The move above the September high makes the $70.58 area (line d) a first key support level. The 20-week EMA is now at $68.60, with the weekly support (line e) at $68.
The relative performance broke its downtrend (line f) in the middle of March, and now appears to have completed its bottom, as it has moved well above its WMA. The weekly OBV has moved out of its tight range, but is still well below the September highs.
The weekly Starc+ band is at $72.55, with the monthly at $75.80. The breakout completed a trading range about ten points wide, so this gives upside targets in the $80 to $81 area.
NEXT: Sector Focus, Commodities, and Tom's Outlook|pagebreak|
After such a breakout, a pullback to the breakout level would not be unusual. And it coincides currently with the 20-day EMA at $94.11.
The measured target from the flag formation is in the $99 to $101 area.
The daily OBV broke through the resistance (line c), completing the corrective pattern, and is now acting quite strong. The pullback in the OBV to its WMA was a good buying opportunity.
The Russell 2000 A/D line also made new highs last week. First support sits at the uptrend (line e) and the March highs.
The iShares Dow Jones Transportation (IYT), after completing its the continuation pattern the previous week, accelerated to the upside. It was one of the strongest sectors, up 2.6% for the week.
Both the weekly and daily OBV ( not shown) are positive, so further gains are likely. The quarterly R1 has been surpassed, with the R2 resistance now at $120.69.
The small caps acted the strongest last week, as IWM was up about 2.2%, almost double the gains of SPY and QQQ. The Select Sector SPDR Consumer Discretionary (XLY) and Select Sector SPDR Industrials (XLI) were both up 2%.
The Select Sector SPDR Health Care (XLV) rebounded last week to close higher, and the volume was quite heavy, confirming the new all-time high.
As I discussed last week, the Select Sector SPDR Materials (XLB) was on the verge of an upside breakout, and it was in fact able to close above resistance (line a). The upside breakout was confirmed by the OBV, which moved through its resistance (line c). Important support is now found at $38.47, which is the quarterly pivot.
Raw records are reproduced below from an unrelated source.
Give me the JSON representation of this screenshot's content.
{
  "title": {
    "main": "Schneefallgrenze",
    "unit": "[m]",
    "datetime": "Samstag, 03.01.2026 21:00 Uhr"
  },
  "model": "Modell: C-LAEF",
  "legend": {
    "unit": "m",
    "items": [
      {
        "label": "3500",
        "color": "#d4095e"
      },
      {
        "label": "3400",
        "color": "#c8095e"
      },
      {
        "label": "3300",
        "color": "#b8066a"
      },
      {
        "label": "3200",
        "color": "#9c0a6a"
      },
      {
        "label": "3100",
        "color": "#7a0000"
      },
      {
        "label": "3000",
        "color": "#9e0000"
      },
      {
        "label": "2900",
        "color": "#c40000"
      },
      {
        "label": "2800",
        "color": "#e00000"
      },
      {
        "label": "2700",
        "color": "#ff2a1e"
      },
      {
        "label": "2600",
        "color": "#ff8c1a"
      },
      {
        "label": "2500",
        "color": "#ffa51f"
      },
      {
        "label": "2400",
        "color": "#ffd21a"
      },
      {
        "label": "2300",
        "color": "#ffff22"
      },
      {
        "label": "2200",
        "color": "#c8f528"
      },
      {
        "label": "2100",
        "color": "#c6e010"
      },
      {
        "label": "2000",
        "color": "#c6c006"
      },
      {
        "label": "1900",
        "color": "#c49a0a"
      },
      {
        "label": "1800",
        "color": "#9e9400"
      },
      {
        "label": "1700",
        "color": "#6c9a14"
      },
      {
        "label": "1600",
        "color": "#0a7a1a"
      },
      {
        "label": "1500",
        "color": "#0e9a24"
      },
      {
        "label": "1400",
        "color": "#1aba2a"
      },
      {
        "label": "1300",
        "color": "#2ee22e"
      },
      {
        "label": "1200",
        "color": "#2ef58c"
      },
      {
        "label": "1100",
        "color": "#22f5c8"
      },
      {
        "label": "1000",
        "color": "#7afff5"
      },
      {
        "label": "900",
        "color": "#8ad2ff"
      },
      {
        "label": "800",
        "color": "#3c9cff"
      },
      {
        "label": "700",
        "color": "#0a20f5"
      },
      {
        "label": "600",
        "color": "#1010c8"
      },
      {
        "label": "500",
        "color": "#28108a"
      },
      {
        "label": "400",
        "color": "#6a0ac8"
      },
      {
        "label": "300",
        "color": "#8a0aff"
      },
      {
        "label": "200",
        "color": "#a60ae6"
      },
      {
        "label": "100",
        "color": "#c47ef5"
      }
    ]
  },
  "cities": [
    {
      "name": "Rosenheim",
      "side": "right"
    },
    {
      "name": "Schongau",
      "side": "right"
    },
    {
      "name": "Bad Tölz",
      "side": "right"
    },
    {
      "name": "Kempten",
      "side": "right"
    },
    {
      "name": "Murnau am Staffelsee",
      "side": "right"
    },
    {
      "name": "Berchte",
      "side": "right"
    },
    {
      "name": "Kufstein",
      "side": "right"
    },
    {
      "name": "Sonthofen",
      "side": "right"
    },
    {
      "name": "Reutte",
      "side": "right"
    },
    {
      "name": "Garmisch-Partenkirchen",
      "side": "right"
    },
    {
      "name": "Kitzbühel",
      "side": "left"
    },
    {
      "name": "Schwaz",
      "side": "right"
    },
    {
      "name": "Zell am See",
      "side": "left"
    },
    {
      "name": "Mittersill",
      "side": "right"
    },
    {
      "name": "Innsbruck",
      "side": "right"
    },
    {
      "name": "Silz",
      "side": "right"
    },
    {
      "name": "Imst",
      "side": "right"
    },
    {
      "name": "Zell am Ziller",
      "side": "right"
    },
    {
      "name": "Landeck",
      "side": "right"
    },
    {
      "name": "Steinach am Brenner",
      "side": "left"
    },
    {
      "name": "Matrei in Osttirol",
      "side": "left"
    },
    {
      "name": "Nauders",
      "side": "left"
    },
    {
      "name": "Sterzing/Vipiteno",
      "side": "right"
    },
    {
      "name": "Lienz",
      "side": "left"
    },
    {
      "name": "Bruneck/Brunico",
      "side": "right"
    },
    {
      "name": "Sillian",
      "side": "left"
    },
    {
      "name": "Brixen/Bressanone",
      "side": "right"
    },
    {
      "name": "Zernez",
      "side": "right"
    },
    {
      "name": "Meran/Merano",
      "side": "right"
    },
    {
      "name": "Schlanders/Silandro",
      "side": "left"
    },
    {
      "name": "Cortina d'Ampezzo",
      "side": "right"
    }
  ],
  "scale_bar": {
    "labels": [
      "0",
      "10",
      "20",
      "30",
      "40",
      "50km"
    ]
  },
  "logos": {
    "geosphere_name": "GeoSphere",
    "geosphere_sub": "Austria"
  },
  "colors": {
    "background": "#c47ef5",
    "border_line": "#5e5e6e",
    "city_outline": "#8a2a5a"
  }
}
Crude oil had a wild session Friday. The July contract dropped as low as $93.62 before closing back above $96 per barrel. The close was just barely back above the quarterly pivot at $95.91.
A close above the early April high at $98.22 is needed to reassert the uptrend. The OBV is above its WMA, and shows a pattern of higher highs and higher lows (line d).
The technical action of the precious metals with Thursday's close suggested the rally was running out of steam, but I did not expect such a sharp drop. The Spyder Gold Trust (GLD) closed above its lows, but technically there are no signs of a bottom yet.
The Week Ahead
It is still a tough market. Despite further new highs Friday, finding good new stocks or ETFs to buy with reasonably low risk is still difficult. In last Thursday's column, April's Picks & Pans, I took a look at two of my winners and two losers from April's columns.
In my regular monthly analysis of the Dow Industrials, I made a few new recommendations, but my buy levels have not yet been hit. I am still waiting for a pullback in some of the global ETFs, especially those for Japan and China, to establish new positions.
In my update of the Charts in Play Portfolio, I raised some more stops and put in a few more profit-taking levels. Despite the high level of cash, it is performing fairly well.
With another strong close Friday, the temptation is to jump in. Don't-there will be better opportunities down the road.
- Don't forget to read Tom's latest Trading Lesson, A Candle Trigger for Market Bottoms
- Tom will be out of town next week. The next Week Ahead column will be published on May 24.
Related Articles on STRATEGIES
The Roman philosopher Seneca wasn’t talking about the stock market when he wrote that “T...
The Dow Theory was originally referred to as “Dow’s Theory,” since it was based on...
When stocks are selling at valuation extremes and consumer optimism is at one of the highest levels ...